■ **WHAT IS EXPECTED**
From the records below, state how many lines hold the string "status", without any other text.

■ **SUPPLIED DATA**
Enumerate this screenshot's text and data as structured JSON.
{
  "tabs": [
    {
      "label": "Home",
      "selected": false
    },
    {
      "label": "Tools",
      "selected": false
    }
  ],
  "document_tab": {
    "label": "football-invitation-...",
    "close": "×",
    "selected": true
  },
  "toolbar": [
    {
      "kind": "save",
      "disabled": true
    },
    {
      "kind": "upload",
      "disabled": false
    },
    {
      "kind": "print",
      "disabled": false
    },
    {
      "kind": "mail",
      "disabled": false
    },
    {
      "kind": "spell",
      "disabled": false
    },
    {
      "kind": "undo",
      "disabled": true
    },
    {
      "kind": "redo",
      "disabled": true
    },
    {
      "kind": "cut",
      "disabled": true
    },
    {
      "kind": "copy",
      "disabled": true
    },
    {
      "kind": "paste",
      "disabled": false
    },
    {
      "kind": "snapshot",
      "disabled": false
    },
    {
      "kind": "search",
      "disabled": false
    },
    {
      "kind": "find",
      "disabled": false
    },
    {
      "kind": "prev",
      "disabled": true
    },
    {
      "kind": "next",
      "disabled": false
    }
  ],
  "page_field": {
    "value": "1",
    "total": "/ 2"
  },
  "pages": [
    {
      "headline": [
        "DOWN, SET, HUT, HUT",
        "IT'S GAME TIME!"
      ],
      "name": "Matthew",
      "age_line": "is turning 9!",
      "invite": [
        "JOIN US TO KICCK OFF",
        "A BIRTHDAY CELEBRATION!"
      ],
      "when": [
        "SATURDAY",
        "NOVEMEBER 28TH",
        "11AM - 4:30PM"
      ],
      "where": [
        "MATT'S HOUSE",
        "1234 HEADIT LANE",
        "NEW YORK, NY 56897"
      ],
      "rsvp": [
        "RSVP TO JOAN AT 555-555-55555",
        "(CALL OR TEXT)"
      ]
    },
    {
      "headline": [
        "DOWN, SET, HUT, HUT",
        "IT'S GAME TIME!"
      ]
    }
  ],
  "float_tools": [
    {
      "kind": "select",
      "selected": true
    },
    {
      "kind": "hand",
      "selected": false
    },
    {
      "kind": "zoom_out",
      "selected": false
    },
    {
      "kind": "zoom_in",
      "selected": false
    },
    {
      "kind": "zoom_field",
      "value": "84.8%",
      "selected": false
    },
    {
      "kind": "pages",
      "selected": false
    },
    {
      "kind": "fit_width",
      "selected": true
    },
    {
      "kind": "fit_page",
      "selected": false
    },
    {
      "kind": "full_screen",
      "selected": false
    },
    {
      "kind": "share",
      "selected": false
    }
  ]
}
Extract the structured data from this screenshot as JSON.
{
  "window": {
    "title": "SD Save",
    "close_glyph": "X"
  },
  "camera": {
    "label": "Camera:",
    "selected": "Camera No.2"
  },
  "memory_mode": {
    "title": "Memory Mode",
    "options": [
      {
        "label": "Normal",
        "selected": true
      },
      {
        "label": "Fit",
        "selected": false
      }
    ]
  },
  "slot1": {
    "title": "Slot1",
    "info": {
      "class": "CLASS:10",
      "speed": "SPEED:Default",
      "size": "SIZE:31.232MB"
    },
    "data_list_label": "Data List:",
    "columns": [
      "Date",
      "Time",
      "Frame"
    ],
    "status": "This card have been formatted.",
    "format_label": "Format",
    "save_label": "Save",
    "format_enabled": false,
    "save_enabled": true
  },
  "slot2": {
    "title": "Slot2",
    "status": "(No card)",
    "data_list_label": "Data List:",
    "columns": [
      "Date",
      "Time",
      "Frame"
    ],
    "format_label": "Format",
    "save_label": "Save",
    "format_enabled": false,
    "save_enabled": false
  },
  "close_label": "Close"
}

■ **RESPONSE BOX**
2